In his forward to , Benzécri writes of the immense opportunities afforded statisticians by “inexpensive means of computation that could not be dreamed of just thirty years ago” (indeed, correspondence analysis of realistically sized datasets is all but impossible without a computer). I hope that this article has demonstrated that Mathematica can play a valuable role in allowing all of us—statistician and non-statistician alike—to take advantage of these opportunities.
|||D. W. Foster, Author Unknown: Tales of a Literary Detective, New York: Henry Holt & Company, 2001.|
|||[J. Klein], Primary Colors: A Novel of Politics, New York: Random House, 1996.|
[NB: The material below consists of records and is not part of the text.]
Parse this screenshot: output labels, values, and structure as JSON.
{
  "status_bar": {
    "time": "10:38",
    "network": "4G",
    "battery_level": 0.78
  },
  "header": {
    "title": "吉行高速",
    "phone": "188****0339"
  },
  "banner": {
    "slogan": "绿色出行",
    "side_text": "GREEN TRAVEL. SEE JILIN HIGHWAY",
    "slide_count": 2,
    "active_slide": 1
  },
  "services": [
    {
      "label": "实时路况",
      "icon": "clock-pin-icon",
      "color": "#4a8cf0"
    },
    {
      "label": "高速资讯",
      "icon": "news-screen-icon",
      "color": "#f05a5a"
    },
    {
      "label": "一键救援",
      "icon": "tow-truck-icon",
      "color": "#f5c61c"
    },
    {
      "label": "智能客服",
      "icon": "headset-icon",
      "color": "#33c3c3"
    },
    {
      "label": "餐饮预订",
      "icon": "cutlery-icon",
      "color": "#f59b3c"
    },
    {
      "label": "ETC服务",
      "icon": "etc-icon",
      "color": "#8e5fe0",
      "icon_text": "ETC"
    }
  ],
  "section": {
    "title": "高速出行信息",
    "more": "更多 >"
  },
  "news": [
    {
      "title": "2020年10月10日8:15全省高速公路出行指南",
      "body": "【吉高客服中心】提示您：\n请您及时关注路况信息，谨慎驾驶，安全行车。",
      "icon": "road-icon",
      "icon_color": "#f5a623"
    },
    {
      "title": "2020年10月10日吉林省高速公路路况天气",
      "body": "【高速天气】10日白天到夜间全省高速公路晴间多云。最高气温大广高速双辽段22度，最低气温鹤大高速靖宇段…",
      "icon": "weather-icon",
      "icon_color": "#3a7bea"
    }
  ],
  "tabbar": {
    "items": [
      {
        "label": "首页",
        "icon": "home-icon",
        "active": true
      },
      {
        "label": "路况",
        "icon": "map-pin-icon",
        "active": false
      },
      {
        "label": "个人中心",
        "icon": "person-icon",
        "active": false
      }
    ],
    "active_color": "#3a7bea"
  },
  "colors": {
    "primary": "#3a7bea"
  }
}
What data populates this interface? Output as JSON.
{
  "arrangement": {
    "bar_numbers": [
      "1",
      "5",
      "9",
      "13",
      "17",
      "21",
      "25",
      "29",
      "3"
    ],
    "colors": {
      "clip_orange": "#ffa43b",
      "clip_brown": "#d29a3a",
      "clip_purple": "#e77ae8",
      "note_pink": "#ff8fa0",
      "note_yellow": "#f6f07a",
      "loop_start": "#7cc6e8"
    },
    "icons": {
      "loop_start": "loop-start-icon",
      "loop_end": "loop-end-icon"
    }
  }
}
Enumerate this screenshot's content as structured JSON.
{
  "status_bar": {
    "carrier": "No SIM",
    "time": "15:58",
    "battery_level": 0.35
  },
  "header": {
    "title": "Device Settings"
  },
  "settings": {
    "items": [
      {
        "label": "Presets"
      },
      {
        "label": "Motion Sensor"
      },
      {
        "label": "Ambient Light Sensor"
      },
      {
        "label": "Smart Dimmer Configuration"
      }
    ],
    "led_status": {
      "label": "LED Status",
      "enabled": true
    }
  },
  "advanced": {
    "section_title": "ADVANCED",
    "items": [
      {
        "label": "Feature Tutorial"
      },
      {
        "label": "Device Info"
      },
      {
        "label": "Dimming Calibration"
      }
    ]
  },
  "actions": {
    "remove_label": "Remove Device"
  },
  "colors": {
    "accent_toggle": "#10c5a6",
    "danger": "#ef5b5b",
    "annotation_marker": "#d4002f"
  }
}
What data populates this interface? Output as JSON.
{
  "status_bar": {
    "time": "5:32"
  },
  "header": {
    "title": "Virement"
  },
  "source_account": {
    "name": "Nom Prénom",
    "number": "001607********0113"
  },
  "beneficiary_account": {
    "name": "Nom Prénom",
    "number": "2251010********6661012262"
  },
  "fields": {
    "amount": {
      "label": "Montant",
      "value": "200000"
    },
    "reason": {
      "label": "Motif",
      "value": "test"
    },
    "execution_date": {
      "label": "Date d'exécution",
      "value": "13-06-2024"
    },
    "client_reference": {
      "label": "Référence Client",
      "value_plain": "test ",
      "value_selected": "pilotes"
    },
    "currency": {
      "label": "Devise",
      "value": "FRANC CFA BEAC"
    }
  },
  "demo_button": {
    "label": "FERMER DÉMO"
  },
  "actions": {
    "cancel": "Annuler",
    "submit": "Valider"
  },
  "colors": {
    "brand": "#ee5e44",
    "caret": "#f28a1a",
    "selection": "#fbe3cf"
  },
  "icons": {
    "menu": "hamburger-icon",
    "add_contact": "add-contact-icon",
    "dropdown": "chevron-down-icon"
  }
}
|||F. Murtagh, Correspondence Analysis and Data Coding with Java and R, Boca Raton: Chapman & Hall/CRC, 2005.|
|||M. J. Greenacre, “Multiple and Joint Correspondence Analysis,” Correspondence Analysis in the Social Sciences (M. J. Greenacre and J. Blasius, eds.), London: Academic Press, 1994 pp. 141-161.|
|||M. J. Greenacre, Theory and Applications of Correspondence Analysis, London: Academic Press, 1984.|
|||M. J. Greenacre, Correspondence Analysis in Practice, London: Academic Press, 1993.|
|||M. J. Greenacre and J. Blasius, eds., Correspondence Analysis in the Social Sciences: Recent Developments and Applications, London: Academic Press, 1994.|
|||J. P. Benzécri, Correspondence Analysis Handbook, New York: Marcel Dekker, 1992.|
|||A. Agresti, Categorical Data Analysis, 2nd ed., New York: Wiley, 2002.|
|||I. Borg and P. Groenen, Modern Multidimensional Scaling: Theory and Applications, New York: Springer, 1997.|
|||P. Legendre and L. Legendre, Numerical Ecology, 2nd English ed., New York: Elsevier Science, 1998.|
|P. Yelland, “An Introduction to Correspondence Analysis,” The Mathematica Journal, 2010. dx.doi.org/doi:10.3888/tmj.12-4.|
About the Author
Phillip Yelland is a data analyst at Facebook, Inc., where his work centers on the use of statistical techniques in fraud detection and risk management. He has an M.A. and a Ph.D. in computer science from the University of Cambridge in England, and an M.B.A. from the University of California at Berkeley.
1601 South California Avenue
Palo Alto, CA 94304